Dataset rows for apps and sites:

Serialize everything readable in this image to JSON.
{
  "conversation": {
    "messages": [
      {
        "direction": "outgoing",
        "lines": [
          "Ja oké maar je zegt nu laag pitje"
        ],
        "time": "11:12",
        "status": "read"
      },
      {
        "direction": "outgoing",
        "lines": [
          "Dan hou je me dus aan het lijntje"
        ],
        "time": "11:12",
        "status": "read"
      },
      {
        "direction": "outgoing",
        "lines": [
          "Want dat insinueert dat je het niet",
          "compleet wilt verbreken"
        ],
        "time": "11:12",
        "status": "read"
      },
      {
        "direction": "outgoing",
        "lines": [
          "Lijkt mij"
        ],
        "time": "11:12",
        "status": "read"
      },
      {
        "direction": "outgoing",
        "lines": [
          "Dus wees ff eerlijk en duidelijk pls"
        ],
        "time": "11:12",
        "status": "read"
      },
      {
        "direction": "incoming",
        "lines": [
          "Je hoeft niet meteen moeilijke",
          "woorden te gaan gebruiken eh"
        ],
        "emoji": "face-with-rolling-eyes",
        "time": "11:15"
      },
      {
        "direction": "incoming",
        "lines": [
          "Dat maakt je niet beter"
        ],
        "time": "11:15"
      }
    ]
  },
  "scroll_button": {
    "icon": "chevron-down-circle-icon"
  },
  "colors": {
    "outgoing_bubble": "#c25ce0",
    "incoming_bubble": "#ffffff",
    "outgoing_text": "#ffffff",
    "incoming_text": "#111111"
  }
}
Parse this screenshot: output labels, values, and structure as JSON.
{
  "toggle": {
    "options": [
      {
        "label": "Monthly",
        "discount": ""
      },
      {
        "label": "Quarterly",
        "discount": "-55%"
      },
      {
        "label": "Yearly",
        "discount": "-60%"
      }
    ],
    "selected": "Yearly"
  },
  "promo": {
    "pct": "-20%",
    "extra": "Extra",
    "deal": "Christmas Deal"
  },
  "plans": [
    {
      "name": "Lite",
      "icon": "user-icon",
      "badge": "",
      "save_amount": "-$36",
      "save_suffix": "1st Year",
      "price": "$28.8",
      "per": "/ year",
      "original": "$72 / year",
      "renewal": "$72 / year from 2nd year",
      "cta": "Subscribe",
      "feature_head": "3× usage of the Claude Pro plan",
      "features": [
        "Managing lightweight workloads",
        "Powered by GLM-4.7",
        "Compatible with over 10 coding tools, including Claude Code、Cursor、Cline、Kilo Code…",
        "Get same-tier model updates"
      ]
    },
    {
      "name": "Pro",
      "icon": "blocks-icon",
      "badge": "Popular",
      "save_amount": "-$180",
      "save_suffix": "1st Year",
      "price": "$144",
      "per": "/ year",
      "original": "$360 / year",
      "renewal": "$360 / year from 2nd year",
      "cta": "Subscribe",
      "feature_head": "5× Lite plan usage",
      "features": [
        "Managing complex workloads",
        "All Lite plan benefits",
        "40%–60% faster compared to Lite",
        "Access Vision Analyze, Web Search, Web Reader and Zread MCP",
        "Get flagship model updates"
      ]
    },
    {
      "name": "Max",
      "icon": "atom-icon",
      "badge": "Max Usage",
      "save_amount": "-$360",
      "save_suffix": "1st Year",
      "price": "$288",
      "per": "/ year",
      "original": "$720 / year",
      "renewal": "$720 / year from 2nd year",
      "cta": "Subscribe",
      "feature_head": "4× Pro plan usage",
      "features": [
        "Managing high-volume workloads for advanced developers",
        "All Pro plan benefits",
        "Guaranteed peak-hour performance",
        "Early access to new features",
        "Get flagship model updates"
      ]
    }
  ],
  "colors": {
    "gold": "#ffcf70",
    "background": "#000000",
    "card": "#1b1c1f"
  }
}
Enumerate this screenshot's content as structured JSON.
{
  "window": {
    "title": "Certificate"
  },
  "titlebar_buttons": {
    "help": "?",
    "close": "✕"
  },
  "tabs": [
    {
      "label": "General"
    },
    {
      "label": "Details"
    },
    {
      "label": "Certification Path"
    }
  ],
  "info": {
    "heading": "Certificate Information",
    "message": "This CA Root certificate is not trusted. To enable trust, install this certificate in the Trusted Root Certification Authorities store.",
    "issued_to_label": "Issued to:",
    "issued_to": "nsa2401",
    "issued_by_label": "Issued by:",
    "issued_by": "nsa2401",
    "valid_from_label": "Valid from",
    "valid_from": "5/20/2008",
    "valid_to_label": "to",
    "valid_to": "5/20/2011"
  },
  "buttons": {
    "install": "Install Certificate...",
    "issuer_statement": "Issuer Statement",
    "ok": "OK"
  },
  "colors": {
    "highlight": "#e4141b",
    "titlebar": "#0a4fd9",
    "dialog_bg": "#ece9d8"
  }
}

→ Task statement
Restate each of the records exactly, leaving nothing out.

→ Result
Serialize everything readable in this image to JSON.
{
  "conversation": {
    "messages": [
      {
        "direction": "outgoing",
        "lines": [
          "Ja oké maar je zegt nu laag pitje"
        ],
        "time": "11:12",
        "status": "read"
      },
      {
        "direction": "outgoing",
        "lines": [
          "Dan hou je me dus aan het lijntje"
        ],
        "time": "11:12",
        "status": "read"
      },
      {
        "direction": "outgoing",
        "lines": [
          "Want dat insinueert dat je het niet",
          "compleet wilt verbreken"
        ],
        "time": "11:12",
        "status": "read"
      },
      {
        "direction": "outgoing",
        "lines": [
          "Lijkt mij"
        ],
        "time": "11:12",
        "status": "read"
      },
      {
        "direction": "outgoing",
        "lines": [
          "Dus wees ff eerlijk en duidelijk pls"
        ],
        "time": "11:12",
        "status": "read"
      },
      {
        "direction": "incoming",
        "lines": [
          "Je hoeft niet meteen moeilijke",
          "woorden te gaan gebruiken eh"
        ],
        "emoji": "face-with-rolling-eyes",
        "time": "11:15"
      },
      {
        "direction": "incoming",
        "lines": [
          "Dat maakt je niet beter"
        ],
        "time": "11:15"
      }
    ]
  },
  "scroll_button": {
    "icon": "chevron-down-circle-icon"
  },
  "colors": {
    "outgoing_bubble": "#c25ce0",
    "incoming_bubble": "#ffffff",
    "outgoing_text": "#ffffff",
    "incoming_text": "#111111"
  }
}
Parse this screenshot: output labels, values, and structure as JSON.
{
  "toggle": {
    "options": [
      {
        "label": "Monthly",
        "discount": ""
      },
      {
        "label": "Quarterly",
        "discount": "-55%"
      },
      {
        "label": "Yearly",
        "discount": "-60%"
      }
    ],
    "selected": "Yearly"
  },
  "promo": {
    "pct": "-20%",
    "extra": "Extra",
    "deal": "Christmas Deal"
  },
  "plans": [
    {
      "name": "Lite",
      "icon": "user-icon",
      "badge": "",
      "save_amount": "-$36",
      "save_suffix": "1st Year",
      "price": "$28.8",
      "per": "/ year",
      "original": "$72 / year",
      "renewal": "$72 / year from 2nd year",
      "cta": "Subscribe",
      "feature_head": "3× usage of the Claude Pro plan",
      "features": [
        "Managing lightweight workloads",
        "Powered by GLM-4.7",
        "Compatible with over 10 coding tools, including Claude Code、Cursor、Cline、Kilo Code…",
        "Get same-tier model updates"
      ]
    },
    {
      "name": "Pro",
      "icon": "blocks-icon",
      "badge": "Popular",
      "save_amount": "-$180",
      "save_suffix": "1st Year",
      "price": "$144",
      "per": "/ year",
      "original": "$360 / year",
      "renewal": "$360 / year from 2nd year",
      "cta": "Subscribe",
      "feature_head": "5× Lite plan usage",
      "features": [
        "Managing complex workloads",
        "All Lite plan benefits",
        "40%–60% faster compared to Lite",
        "Access Vision Analyze, Web Search, Web Reader and Zread MCP",
        "Get flagship model updates"
      ]
    },
    {
      "name": "Max",
      "icon": "atom-icon",
      "badge": "Max Usage",
      "save_amount": "-$360",
      "save_suffix": "1st Year",
      "price": "$288",
      "per": "/ year",
      "original": "$720 / year",
      "renewal": "$720 / year from 2nd year",
      "cta": "Subscribe",
      "feature_head": "4× Pro plan usage",
      "features": [
        "Managing high-volume workloads for advanced developers",
        "All Pro plan benefits",
        "Guaranteed peak-hour performance",
        "Early access to new features",
        "Get flagship model updates"
      ]
    }
  ],
  "colors": {
    "gold": "#ffcf70",
    "background": "#000000",
    "card": "#1b1c1f"
  }
}
Enumerate this screenshot's content as structured JSON.
{
  "window": {
    "title": "Certificate"
  },
  "titlebar_buttons": {
    "help": "?",
    "close": "✕"
  },
  "tabs": [
    {
      "label": "General"
    },
    {
      "label": "Details"
    },
    {
      "label": "Certification Path"
    }
  ],
  "info": {
    "heading": "Certificate Information",
    "message": "This CA Root certificate is not trusted. To enable trust, install this certificate in the Trusted Root Certification Authorities store.",
    "issued_to_label": "Issued to:",
    "issued_to": "nsa2401",
    "issued_by_label": "Issued by:",
    "issued_by": "nsa2401",
    "valid_from_label": "Valid from",
    "valid_from": "5/20/2008",
    "valid_to_label": "to",
    "valid_to": "5/20/2011"
  },
  "buttons": {
    "install": "Install Certificate...",
    "issuer_statement": "Issuer Statement",
    "ok": "OK"
  },
  "colors": {
    "highlight": "#e4141b",
    "titlebar": "#0a4fd9",
    "dialog_bg": "#ece9d8"
  }
}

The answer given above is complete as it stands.